SUPPLIED MATERIAL:
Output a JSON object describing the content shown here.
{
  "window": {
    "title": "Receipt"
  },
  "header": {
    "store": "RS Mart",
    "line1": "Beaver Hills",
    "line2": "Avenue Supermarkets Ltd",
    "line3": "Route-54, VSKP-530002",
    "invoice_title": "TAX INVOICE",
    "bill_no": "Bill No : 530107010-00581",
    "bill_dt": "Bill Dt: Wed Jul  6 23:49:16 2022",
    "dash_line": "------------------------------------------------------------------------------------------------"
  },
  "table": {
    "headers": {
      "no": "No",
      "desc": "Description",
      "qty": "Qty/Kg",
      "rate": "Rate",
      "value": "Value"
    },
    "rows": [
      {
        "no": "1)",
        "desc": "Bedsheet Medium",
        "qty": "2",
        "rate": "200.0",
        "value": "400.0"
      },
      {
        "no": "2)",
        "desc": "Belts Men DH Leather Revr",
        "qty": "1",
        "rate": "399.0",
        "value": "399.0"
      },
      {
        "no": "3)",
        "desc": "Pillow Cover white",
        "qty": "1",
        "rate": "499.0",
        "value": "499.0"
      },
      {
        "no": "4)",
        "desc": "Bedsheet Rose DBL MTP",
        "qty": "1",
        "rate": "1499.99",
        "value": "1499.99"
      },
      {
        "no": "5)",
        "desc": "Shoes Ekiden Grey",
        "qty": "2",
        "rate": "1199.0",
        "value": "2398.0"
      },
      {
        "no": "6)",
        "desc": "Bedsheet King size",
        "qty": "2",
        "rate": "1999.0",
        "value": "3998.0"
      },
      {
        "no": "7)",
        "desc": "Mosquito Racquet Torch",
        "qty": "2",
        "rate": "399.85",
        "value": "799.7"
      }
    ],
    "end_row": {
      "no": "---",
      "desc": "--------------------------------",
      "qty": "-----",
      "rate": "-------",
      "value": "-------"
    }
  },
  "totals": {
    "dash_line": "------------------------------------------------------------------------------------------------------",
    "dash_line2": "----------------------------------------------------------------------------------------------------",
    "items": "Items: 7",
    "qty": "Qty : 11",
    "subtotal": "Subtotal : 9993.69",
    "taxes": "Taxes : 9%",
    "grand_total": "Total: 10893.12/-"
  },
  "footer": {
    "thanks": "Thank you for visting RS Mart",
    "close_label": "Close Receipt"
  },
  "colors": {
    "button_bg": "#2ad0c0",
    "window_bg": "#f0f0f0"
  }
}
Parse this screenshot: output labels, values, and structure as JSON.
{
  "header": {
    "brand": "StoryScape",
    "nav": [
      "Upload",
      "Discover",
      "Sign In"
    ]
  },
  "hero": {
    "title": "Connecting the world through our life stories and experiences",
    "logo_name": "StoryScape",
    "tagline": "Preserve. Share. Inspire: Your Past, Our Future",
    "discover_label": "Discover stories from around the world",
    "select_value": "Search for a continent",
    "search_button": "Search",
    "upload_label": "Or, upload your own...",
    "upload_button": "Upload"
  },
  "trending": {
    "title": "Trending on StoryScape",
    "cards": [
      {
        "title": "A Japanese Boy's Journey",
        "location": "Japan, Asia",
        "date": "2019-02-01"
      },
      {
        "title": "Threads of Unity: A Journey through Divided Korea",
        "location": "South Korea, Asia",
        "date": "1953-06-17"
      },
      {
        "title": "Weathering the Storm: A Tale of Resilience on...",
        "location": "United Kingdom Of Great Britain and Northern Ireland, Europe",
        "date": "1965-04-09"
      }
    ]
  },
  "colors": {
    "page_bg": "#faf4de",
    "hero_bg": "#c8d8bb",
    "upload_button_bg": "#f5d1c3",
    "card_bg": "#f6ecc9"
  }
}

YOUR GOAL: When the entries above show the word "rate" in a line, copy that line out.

TASK RESULT:
      "rate": "Rate",
        "rate": "200.0",
        "rate": "399.0",
        "rate": "499.0",
        "rate": "1499.99",
        "rate": "1199.0",
        "rate": "1999.0",
        "rate": "399.85",
      "rate": "-------",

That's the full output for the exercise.